The coming-of-age-at-university aspect is saved by Rooney’s voice, because there is nothing universal about these characters. They are middle-class to extremely affluent undergraduates who don’t have to work to get through school (yes, Frances has a scholarship, but she also has a stipend from her otherwise very screwed up father and free use of a family flat). Indeed, when Frances finally gets a 3-hour-per-weekday job, she hides it from her friends and finds it beyond exhausting. Her circle publicly acknowledges their privilege, but they do absolutely nothing to offset that privilege, either through work, artistic creation, or activism. They call themselves “communitarian anarchists,” communists, and other labels which have nothing behind them that the reader can see. Frances considers herself poor because she’s not as rich as Bobbi, Nick, and Melissa, and this definition of poverty is uncritically accepted by those around her. Her ultimate decision to tell Bobbi about her barista job is presented as something of a moral milestone in the text.

Nevertheless, as someone who spends a lot of time around affluent college and university students, I think that Rooney nails this niche category of young people very well, and she especially captures the anomic context of their lives and the alienation it creates in some of them. Everything they do is about themselves, including their poetry, their writing, and their undergraduate training. I’ve read reviews which describe the characters as unlikable or awful, but I didn’t find them so. I never really understood why these specific characters are so lacking in agency; plenty of young people find things about which to be passionate, and even more don’t have the luxury of acting on their alienation. But Rooney does an excellent job of showing how they are passive and detached. Maybe in later novels she’ll pay more attention to the “why.”

The sole narrator is Frances and the story is told in 1st POV, past tense. The tone is flat and affectless, and Frances continually interrogates her own attitudes and behavior. She’s not clueless, but she doesn’t change her behavior after she understands why it is flawed, cruel, or wrong, until the very end. She has a mini-revelation about herself, which leads to events that make her about as happy as she seems capable of being. Frances narrates and observes everything at the same pitch, from putting on a t-shirt to having enjoyable sex with Nick.

And for me, it mostly worked. The writing falls flat occasionally; I have no idea what it means to say “the sky had thinned out into a soft, lipless blue,” or what the Liffey River is supposed to look like when it’s “swollen up and irritated.” But at other times she nails it, such as when Bobbi tells Frances,

You underestimate your own power so you don’t have to blame yourself for treating other people badly.
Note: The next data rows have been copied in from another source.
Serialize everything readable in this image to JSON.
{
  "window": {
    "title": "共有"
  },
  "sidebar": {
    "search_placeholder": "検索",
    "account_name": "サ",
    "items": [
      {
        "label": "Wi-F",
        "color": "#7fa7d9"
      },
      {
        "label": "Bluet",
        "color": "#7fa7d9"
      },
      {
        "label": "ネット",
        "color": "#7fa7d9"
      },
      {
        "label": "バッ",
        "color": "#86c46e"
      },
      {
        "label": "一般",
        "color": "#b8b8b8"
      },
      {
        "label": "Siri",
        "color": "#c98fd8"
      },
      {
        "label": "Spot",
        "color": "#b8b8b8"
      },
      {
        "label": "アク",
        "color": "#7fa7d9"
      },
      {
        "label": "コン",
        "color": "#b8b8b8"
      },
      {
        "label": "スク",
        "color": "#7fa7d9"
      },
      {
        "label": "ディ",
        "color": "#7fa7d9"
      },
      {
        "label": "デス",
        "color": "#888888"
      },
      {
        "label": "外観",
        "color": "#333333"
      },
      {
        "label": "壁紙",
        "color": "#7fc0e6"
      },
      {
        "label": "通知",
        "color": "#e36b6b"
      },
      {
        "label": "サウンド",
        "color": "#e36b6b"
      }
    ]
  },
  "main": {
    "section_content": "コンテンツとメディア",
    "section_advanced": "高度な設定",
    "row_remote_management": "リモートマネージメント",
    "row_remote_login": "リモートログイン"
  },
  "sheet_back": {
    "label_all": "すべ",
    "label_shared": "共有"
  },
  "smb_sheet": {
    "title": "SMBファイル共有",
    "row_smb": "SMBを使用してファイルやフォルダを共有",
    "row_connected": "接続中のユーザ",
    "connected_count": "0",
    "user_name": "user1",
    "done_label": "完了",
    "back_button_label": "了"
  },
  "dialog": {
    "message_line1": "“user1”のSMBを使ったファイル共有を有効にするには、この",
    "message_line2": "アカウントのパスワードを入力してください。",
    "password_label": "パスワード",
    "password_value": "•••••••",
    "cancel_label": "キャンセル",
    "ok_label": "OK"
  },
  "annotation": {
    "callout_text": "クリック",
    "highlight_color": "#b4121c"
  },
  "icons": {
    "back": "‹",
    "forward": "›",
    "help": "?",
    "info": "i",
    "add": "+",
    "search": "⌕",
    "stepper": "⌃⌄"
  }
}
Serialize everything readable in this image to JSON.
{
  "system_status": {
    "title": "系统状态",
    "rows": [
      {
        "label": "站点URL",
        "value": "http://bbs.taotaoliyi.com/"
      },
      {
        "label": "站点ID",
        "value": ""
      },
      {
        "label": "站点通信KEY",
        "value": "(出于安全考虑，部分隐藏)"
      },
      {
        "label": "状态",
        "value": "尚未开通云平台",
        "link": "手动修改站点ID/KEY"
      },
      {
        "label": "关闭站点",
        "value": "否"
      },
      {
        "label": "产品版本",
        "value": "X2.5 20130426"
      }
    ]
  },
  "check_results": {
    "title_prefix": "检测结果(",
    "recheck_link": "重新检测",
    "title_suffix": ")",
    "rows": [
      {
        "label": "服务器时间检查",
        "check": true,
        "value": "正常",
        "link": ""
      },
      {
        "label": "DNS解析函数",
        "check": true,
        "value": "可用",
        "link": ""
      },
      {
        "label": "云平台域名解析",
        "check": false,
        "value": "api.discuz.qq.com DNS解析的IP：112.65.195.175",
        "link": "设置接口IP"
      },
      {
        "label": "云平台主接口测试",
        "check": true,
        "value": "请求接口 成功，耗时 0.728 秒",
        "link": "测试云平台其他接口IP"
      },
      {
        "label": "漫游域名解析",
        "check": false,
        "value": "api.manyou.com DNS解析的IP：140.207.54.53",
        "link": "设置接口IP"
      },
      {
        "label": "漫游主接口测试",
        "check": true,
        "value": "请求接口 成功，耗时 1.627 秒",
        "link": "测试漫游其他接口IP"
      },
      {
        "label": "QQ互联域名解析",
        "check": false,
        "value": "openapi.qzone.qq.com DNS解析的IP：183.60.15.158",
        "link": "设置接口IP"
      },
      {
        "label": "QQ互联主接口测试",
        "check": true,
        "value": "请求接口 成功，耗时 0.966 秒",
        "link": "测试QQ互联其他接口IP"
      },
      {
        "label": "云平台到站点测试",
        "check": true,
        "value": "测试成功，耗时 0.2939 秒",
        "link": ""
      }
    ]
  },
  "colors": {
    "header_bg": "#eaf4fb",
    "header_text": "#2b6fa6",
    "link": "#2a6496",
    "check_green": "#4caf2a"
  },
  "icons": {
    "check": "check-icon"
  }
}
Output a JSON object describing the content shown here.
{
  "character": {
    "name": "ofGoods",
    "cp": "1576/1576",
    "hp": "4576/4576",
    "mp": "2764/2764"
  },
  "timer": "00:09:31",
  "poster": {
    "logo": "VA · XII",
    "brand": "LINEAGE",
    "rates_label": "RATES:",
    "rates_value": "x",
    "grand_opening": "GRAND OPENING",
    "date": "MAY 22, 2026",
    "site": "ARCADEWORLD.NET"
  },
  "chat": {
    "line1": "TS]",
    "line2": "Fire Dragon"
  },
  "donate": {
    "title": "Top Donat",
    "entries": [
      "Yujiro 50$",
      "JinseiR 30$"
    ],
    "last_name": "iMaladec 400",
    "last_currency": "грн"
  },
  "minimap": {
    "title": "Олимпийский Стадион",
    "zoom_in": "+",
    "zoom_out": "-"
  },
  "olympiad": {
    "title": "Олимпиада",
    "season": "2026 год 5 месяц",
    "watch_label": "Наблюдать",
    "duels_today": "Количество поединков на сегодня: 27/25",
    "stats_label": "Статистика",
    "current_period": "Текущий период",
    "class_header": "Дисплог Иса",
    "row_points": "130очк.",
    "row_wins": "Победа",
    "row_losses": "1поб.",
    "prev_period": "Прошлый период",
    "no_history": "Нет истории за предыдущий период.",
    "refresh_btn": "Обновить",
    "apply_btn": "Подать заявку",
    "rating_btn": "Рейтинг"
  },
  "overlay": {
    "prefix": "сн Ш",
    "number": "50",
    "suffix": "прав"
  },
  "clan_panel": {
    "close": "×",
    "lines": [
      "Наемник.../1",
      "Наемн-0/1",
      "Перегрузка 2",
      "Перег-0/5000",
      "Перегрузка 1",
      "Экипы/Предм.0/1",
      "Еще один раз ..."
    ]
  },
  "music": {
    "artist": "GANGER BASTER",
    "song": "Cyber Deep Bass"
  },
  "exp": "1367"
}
You tell yourself stories about it. Oh well, Bobbi’s rich, Nick’s a man, I can’t hurt these people. If anything they’re out to hurt me and I’m defending myself.”

I can totally see why the world Rooney creates has resonated so strongly for some readers. And I can also see how the novel is annoying and over-hyped for others. I am not the target audience at all, but Rooney has accomplished something here. There are authors who have pulled off one or more of the themes better, but not all three (or four). And the voice, as I said, is singular.

3 stars at Goodreads.